EADS beat forecasts with earnings before interest and tax (EBIT) of 201 million euros ($301 million) for the third quarter, but said it would not issue full-year guidance, citing uncertainty over the magnitude of potential charges for the high-profile and much-delayed A400M and A380 programs in the fourth quarter.

EADS shares rose on Monday morning, as investors welcomed positive news on cash consumption at Europe's largest aerospace group. By 0900 GMT shares were up 1.41 percent at 13.34 euros. The CAC-40 index <.FCHI> was 0.66 percent higher.

Analysts said the company's cash position was a positive surprise. The group's net cash position stood at 8.1 billion euros at the end of the third quarter, unchanged since the end of the first half. The company's cash performance is fabulous; they deserve an enormous amount of credit for that, said RBS analyst Sandy Morris.


But the group will be facing a big currency headwind in 2010, Morris warned, and the market may not have taken on board the likely impact of the weakening dollar on EADS in 2010, Morris said.

EADS said on Monday that the continuous weakening of the dollar was challenging its performance because of a weakening hedge book over time, although it insisted that its long-term hedging policy meant the dollar did not pose a short-term threat.

Aircraft are traditionally priced in dollars, which makes life difficult for EADS and its planemaking unit Airbus, whose manufacturing base is in Europe.

EADS said on Monday that oil price increases and the wider economic environment created a risk for commercial aircraft customers.

Nevertheless, the group is cautiously envisaging an improvement of the economic and market conditions in the next months.

EADS maintained its estimate of up to 300 gross aircraft orders in 2009 and said it expected to deliver around 490 aircraft this year. It said it was still working with customers to establish a delivery target for 2010, including the A380 superjumbo program.

EBIT before one-offs, which EADS says gives an underlying flavor of the business by excluding one-off charges caused by provisions or foreign exchange impacts, reached 381 million euros in the third quarter, compared with a forecast of 296 million euros.

The company said increased volumes and savings linked to its Airbus Power8 cost-cut plan were not enough to compensate for worsening hedge rates, increased cost and falling prices on aircraft deliveries.

EBIT for the first nine months -- at 1.089 billion euros, compared with 2.018 billion euros last year -- was hit by foreign exchange impact, EADS said.

The group said third-quarter EBIT last year had been supported by 965 million euros from the revaluation of loss-making contract provisions at the closing spot rate.

The Airbus parent took a further 224 million euros in provisions in the first nine months of 2009 for delays to its A400M military transport project, on top of the 2.3 billion euros already booked.

EADS is taking minor provisions each quarter pending a contract renegotiation that could lead to a final assessment of its losses on the troubled defense deal, expected later this year. At the half-year stage it also warned of charges in the second half on the A380, whose production costs are over budget.
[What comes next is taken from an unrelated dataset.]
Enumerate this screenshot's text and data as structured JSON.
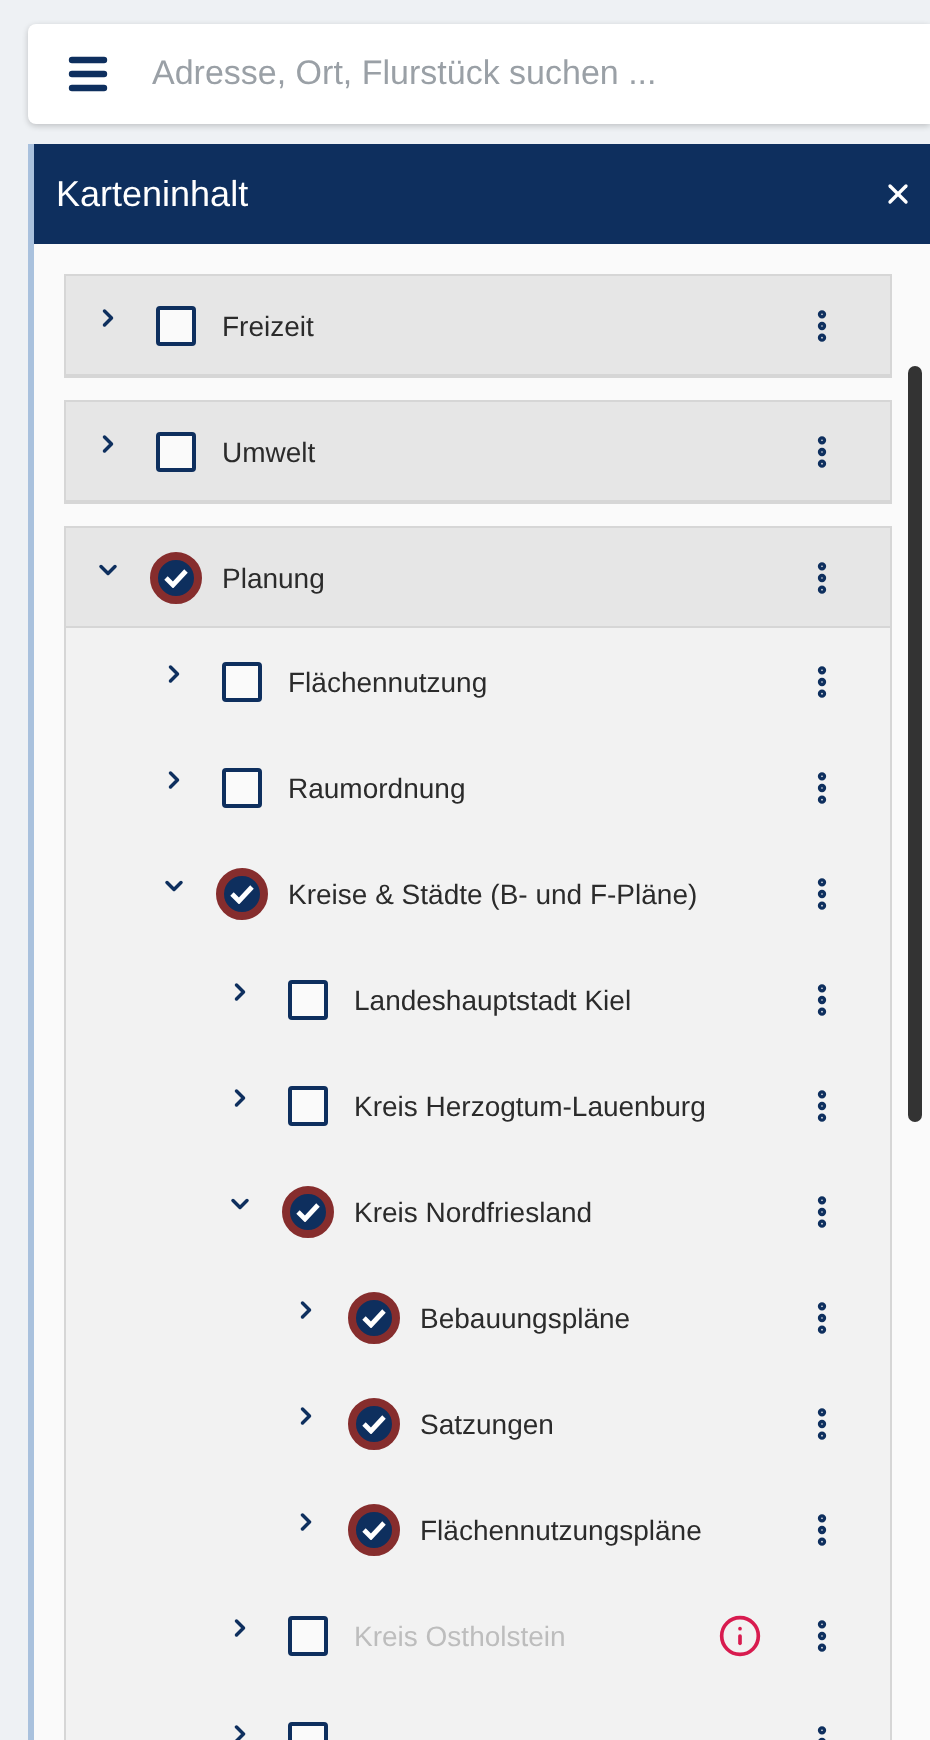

Group revenues slid 2 percent to 9.528 billion euros in the third quarter, and the group posted a net loss of 87 million euros, EADS said in a statement.

($1=.6677 euros)

(Reporting by Helen Massy-Beresford and Matthias Blamont, editing by Mike Nesbit and Jon Loades-Carter)